2020 was certainly a whirlwind year the cruise industry – as well as the world at large. Needless to say, it wasn’t the most positive year in recent memory. Still, there were a lot of lessons that the industry learned. While a lot of these lessons came about directly because of the coronavirus pandemic, the ethos behind them can and will be applied for years to come. As we head into 2021, let’s take a look at what we learned about cruises this past year.
Safety is the most important factor
If there is one takeaway for the cruise industry from 2020, it will be that safety is of utmost importance. There have been diseases that have struck the industry in the past – most notably norovirus. But there has never been anything on the level of the coronavirus. We are still learning a lot about how to make ships safer, but there has already been a huge number of innovations introduced. Touchless technology, air purification, quarantine spaces, and more are all being used to increase the safety of travelers. These changes will be key to a return to operations this year, but they will also increase general safety in the future. This will undoubtedly increase guest confidence going forward.
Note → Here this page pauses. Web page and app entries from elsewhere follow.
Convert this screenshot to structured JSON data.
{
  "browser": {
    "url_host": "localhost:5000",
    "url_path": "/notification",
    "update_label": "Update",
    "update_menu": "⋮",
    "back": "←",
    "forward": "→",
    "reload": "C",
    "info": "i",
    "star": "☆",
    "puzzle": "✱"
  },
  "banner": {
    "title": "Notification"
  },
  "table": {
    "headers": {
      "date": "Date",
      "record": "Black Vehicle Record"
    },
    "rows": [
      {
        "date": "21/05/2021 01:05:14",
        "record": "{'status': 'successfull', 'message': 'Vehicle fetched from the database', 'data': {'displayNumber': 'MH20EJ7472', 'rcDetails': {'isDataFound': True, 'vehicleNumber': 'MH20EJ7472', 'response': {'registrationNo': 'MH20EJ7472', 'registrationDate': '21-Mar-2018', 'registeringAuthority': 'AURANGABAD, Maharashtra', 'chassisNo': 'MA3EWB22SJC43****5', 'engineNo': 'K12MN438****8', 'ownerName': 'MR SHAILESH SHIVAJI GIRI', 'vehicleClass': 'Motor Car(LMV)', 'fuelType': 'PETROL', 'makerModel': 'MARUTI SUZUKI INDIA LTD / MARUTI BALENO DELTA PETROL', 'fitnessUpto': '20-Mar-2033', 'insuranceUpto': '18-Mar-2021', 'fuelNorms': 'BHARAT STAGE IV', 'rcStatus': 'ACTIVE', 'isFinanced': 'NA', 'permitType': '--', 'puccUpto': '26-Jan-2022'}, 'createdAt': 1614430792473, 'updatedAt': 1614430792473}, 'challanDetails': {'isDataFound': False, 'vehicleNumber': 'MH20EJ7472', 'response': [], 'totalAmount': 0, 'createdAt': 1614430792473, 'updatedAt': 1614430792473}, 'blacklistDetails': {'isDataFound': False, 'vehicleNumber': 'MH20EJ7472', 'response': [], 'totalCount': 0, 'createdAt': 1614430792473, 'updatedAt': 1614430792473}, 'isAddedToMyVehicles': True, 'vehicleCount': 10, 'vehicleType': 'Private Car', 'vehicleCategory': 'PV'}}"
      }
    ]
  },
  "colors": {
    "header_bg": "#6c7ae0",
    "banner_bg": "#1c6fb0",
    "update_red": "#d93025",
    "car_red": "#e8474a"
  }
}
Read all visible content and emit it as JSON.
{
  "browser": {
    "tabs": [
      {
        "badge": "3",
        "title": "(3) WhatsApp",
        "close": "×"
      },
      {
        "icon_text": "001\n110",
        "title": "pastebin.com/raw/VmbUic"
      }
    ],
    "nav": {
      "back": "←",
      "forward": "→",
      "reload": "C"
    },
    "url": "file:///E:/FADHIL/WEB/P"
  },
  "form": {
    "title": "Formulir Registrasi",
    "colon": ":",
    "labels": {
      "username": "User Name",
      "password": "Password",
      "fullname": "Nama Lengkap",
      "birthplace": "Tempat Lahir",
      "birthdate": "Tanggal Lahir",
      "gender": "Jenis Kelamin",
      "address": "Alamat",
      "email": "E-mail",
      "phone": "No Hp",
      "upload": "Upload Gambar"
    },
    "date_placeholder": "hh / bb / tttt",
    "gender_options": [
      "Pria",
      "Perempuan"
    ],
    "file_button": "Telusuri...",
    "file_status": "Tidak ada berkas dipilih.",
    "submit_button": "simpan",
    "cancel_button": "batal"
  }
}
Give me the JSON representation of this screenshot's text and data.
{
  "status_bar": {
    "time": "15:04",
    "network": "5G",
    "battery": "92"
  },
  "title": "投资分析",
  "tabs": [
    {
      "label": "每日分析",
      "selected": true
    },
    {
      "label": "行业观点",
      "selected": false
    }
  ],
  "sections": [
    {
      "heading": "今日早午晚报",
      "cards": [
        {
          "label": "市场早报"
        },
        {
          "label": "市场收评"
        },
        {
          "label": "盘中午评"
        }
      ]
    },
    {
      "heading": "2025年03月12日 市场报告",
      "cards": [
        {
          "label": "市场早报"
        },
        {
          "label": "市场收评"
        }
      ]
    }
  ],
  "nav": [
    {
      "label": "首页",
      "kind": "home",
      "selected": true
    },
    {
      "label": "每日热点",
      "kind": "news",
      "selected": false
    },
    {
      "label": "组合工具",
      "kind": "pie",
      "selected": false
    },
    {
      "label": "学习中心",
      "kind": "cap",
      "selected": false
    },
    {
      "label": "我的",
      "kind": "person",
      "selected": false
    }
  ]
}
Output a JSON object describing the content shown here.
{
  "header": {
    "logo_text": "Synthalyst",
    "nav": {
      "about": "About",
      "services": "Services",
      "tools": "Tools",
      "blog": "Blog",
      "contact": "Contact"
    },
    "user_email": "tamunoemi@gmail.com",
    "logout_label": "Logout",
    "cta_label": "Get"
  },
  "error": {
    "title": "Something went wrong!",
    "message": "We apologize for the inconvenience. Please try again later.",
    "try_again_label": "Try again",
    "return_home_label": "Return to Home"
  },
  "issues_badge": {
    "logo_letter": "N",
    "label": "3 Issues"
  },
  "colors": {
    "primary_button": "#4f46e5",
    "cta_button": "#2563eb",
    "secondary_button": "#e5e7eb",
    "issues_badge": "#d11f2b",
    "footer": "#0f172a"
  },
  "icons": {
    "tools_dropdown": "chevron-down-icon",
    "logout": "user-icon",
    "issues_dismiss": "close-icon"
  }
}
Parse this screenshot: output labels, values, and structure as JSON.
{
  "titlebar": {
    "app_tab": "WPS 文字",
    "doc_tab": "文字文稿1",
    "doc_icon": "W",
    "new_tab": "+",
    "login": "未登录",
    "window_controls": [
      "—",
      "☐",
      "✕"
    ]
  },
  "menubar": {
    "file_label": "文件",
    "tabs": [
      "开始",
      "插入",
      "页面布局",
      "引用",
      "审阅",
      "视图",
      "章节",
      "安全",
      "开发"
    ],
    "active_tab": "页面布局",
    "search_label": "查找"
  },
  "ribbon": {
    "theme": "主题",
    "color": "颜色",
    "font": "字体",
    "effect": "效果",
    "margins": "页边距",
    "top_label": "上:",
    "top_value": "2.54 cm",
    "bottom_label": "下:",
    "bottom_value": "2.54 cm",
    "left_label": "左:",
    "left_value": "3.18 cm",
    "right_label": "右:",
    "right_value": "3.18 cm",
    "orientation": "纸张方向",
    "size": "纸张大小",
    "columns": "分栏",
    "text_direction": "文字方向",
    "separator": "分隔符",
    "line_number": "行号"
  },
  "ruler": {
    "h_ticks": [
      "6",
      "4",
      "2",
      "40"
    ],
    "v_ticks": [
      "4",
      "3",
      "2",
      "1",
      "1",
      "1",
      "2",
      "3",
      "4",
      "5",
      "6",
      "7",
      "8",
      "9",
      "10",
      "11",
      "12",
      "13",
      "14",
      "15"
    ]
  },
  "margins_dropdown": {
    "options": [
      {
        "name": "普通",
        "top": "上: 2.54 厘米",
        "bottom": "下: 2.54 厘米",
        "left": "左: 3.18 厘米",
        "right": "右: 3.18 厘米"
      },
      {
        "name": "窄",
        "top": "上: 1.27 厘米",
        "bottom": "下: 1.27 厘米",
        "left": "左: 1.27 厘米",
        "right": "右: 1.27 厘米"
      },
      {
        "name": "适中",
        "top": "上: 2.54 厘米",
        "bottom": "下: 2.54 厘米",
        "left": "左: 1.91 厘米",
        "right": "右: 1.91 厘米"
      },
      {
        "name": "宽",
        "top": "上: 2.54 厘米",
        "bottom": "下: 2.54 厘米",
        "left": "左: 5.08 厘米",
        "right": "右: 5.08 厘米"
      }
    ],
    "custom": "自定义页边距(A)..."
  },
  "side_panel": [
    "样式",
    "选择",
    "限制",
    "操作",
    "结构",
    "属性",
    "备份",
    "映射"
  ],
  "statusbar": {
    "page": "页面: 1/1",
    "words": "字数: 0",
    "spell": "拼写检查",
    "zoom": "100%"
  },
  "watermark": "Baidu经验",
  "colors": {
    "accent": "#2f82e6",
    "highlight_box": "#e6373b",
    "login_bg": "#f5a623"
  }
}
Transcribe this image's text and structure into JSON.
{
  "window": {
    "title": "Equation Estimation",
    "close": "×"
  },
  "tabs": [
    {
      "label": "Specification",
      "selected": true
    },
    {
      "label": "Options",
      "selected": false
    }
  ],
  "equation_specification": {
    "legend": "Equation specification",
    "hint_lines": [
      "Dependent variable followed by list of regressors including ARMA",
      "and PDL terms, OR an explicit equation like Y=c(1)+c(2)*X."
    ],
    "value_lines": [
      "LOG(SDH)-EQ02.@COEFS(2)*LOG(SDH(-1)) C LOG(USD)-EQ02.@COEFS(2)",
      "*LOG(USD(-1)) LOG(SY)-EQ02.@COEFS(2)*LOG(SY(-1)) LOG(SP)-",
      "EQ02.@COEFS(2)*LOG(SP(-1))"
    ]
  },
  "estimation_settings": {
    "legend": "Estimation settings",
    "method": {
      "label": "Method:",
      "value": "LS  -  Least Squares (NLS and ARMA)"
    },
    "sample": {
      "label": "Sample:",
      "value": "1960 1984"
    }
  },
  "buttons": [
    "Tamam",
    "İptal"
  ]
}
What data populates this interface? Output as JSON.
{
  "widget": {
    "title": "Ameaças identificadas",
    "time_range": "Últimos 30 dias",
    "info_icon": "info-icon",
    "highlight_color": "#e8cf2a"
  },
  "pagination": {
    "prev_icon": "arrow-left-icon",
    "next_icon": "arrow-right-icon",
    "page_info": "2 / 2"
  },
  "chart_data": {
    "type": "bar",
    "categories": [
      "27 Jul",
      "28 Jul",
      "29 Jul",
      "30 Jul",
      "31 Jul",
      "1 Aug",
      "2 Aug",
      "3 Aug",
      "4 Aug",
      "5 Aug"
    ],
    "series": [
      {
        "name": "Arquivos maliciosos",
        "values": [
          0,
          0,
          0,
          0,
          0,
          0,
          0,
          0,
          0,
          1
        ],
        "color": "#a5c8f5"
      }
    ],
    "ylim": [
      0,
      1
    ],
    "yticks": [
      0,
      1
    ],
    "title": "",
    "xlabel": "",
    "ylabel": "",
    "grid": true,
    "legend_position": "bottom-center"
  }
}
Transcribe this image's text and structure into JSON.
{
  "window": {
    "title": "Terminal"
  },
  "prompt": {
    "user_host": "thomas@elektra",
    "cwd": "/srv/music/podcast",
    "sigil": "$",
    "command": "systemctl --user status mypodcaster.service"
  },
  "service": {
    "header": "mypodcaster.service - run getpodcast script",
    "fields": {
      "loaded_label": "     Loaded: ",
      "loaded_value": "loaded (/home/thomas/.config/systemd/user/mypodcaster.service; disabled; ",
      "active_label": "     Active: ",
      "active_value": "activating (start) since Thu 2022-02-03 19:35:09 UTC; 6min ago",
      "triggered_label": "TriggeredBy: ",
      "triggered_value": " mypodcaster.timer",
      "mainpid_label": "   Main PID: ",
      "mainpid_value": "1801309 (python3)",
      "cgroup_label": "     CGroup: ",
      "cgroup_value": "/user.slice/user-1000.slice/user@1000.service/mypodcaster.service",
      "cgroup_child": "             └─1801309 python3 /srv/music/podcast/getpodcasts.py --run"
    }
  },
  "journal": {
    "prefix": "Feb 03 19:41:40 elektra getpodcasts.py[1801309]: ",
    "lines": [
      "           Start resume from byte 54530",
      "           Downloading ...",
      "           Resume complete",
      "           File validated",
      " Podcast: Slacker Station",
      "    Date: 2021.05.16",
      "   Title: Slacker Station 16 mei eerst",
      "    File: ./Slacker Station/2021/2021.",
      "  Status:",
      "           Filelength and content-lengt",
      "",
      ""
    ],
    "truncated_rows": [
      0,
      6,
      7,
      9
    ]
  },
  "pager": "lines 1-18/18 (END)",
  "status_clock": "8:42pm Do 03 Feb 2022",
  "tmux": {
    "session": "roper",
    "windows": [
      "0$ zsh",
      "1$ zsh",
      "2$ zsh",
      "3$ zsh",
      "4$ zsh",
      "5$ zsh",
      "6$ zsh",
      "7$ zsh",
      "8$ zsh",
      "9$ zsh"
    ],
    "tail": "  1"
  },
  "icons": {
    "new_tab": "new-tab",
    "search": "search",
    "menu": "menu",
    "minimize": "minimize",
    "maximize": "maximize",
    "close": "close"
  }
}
The digital market can’t be ignored
When the pandemic first began, cruise lines around the world scrambled to find new ways to stay in business. This led to a focus on digital cruise experiences. In hindsight, this is the type of thing that should have happened long ago that was forced into existence by the pandemic. These digital cruise hubs allowed travelers that were stuck at home to educate themselves and get a taste of the cruise experience. They also increased brand loyalty, something that was quite helpful. We’d like to see cruise lines focusing more and more on digital experiences even after cruising makes a full return. We have the technology to make these experiences really worthwhile. Plus, a larger market is always a good thing.
The cruise industry is strong
Throughout the pandemic, there have certainly been moments when the future of the industry was called into question. However, it has been long enough without regular cruises that we feel confident in saying that the cruise industry has really proven itself. New ships are still being built, new itineraries are being planned, and (most importantly) people are still booking cruises. 2020 was a tragedy, but it also proved that the cruise industry can survive any challenge that is thrown at it.
We learned a lot in 2020, and we can only imagine what kinds of lessons 2021 will bring. But with a vaccine being distributed now and a return to cruising possible, we think that things will be back to normal soon enough.